You would think that cleaning up vomit would take away my late-night sweet cravings. You'd be wrong.
84 minutes ago, I was driving home from a book discussion group, thinking about the topics discussed of the Founding Fathers and the balance of powers in government, and thinking about how much I wanted to eat something sweet when I arrived home. I knew I shouldn't have anything, particularly since I had a little leftover birthday cake after lunch and I am trying to maintain my weight loss at the moment. Still, I was considering the vanilla ice cream in the freezer or the chocolate in the high cupboard.
When I got home, I found my three younger kids sleeping peacefully. Jared was watching a World Cup game and getting ready to leave for a late night indoor soccer game. The two older boys hadn't arrived home yet from Cub Scout camp. I contemplated that I would pay the bills and fold some laundry and maybe even have time for my fun book before Jared got home from soccer. The evening stretched out deliciously in front of me and I even forgot about the sugar calling me from the kitchen.
Then, within moments, my dream was shattered. From the girls' bedroom we heard screaming. (I am learning recently that girls really like to scream more than boys do.) I rushed in to find both girls hysterical and vomit (Bronwen's) on the floor by the door. I tried to comfort and clean up Bronwen while Jared tried to clean up the floor and comfort the traumatized baby sister while Bronwen wailed on. Just then, the big boys bounded in, anxious to tell us all about their adventures at camp and to eat at this late hour.
It was time for Jared to leave or his team would have to forfeit their game. I held the crying baby, asked the boys to get ready for bed and just skip a shower because Bronwen was in the bathtub, and rifled through the loads of clean clothes on my bed looking for some pajamas for Bronwen to wear. No luck. Where were they? Meanwhile, Bronwen wailed from the bathtub that she's cold and wants to get out. Finally I found something that would work for her and got her out as I discovered another puddle of vomit that Jared had missed. The baby had to go back in the crib to avoid having her play in it, which only made her sob all the more. A few minutes later, Bronwen was dressed for bed and the puke was cleaned up, but Bronwen wanted me to cuddle her. Margaret was still crying, and the boys wanted something to eat.
I told Bronwen that I couldn't cuddle her, I needed to help Meggie calm down and feed her brothers. She says plaintively, "but Mommy, I need your help," and I can't say no. Instead, I tell her I'll be right back. I ran out to the kitchen and helped the boys find some leftovers to warm up. Ian wandered out, groggy-eyed, and announced that he felt like throwing up. Fantastic.
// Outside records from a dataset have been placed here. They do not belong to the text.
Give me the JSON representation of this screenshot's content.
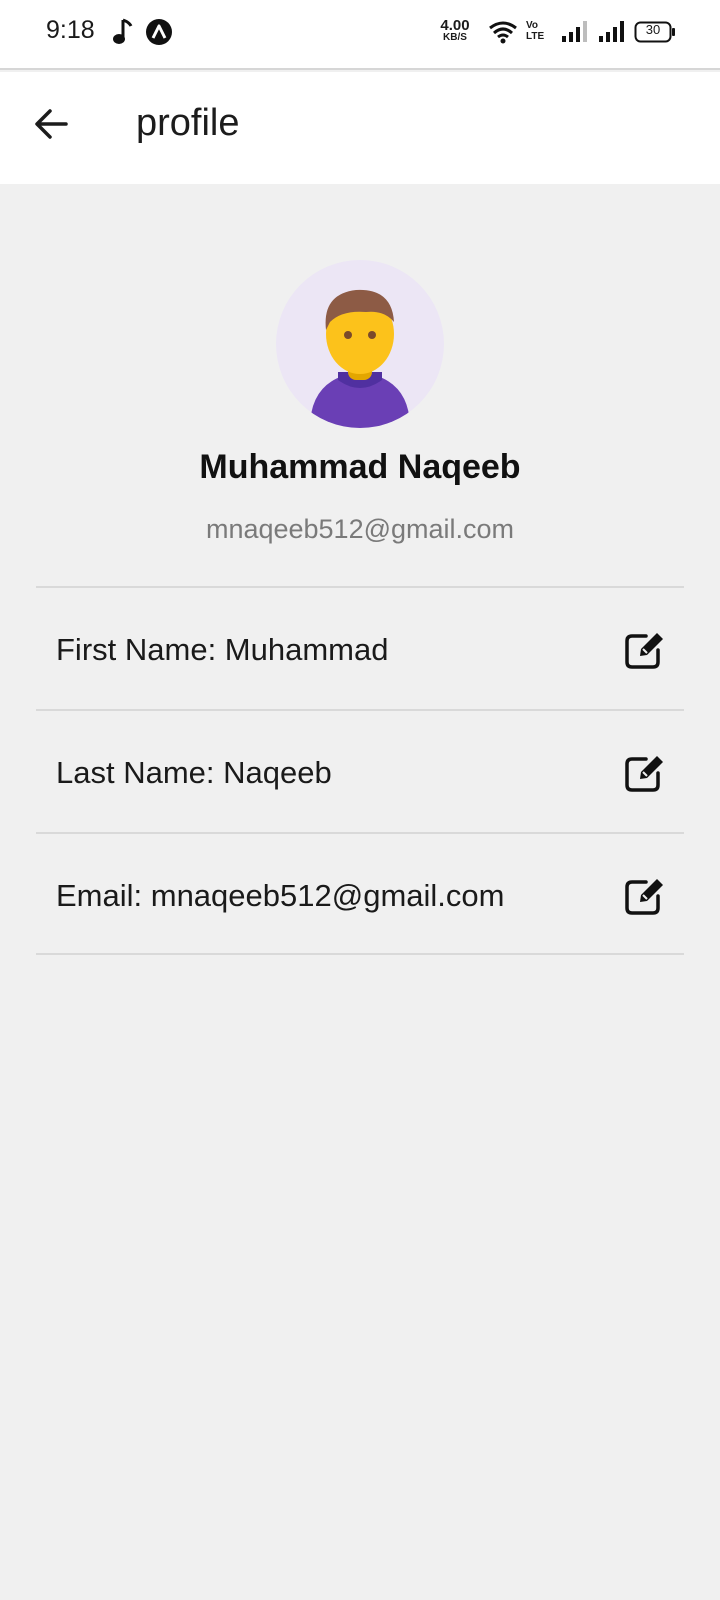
{
  "status_bar": {
    "time": "9:18",
    "net_speed_value": "4.00",
    "net_speed_unit": "KB/S",
    "volte_top": "Vo",
    "volte_bottom": "LTE",
    "battery": "30",
    "icons": [
      "music-note-icon",
      "a-notification-icon",
      "wifi-icon",
      "volte-icon",
      "signal-icon",
      "signal-icon",
      "battery-icon"
    ]
  },
  "app_bar": {
    "back_icon": "arrow-left-icon",
    "title": "profile"
  },
  "profile": {
    "avatar_icon": "person-avatar-icon",
    "name": "Muhammad Naqeeb",
    "email": "mnaqeeb512@gmail.com"
  },
  "fields": [
    {
      "text": "First Name: Muhammad",
      "edit_icon": "edit-icon"
    },
    {
      "text": "Last Name: Naqeeb",
      "edit_icon": "edit-icon"
    },
    {
      "text": "Email: mnaqeeb512@gmail.com",
      "edit_icon": "edit-icon"
    }
  ],
  "colors": {
    "background": "#f0f0f0",
    "app_bar": "#ffffff",
    "avatar_bg": "#ece6f5",
    "avatar_shirt": "#6a3fb5",
    "avatar_face": "#fcc21b",
    "avatar_hair": "#8d5b45",
    "secondary_text": "#7a7a7a",
    "divider": "#d9d9d9"
  }
}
Kimball announced that his goldfish is dead. This was not the time to find me full of sympathy or helpfulness when it comes to a goldfish. Luckily, he seemed to need neither.
I got Meggie calmed down as long as I was holding her, sent Ian back to bed with a throw-up bowl, left Kimball and Henry to eat, and went back to Bronwen's room. She was sucking her thumb and trying to sleep, but still wanted me to cuddle her. I tried to sit by her and stroke her back while still holding the baby, but neither girl was interested in sharing me and I finally left the room with the baby, hoping Bronwen would fall asleep quickly.
This all went on for another 20 minutes or so. At 10:00 pm when all but Henry are in bed, I look at the clock and realize that I'll be lucky to load the dishwasher before Jared gets back, let alone pay the bills and fold the laundry or read my book.
Instead, I remember my sugar craving from earlier and find a chunk of milk chocolate in the high cupboard, which I have with a spoonful of this heavenly stuff. As I eat, I wonder how I can do so after so recently cleaning up after Bronwen's sickness. Then I decide to write a blog post instead of doing any of the work I need to do. There goes another 25 minutes!
Gotta go. Ian just threw up. Something tells me it's going to be a long night.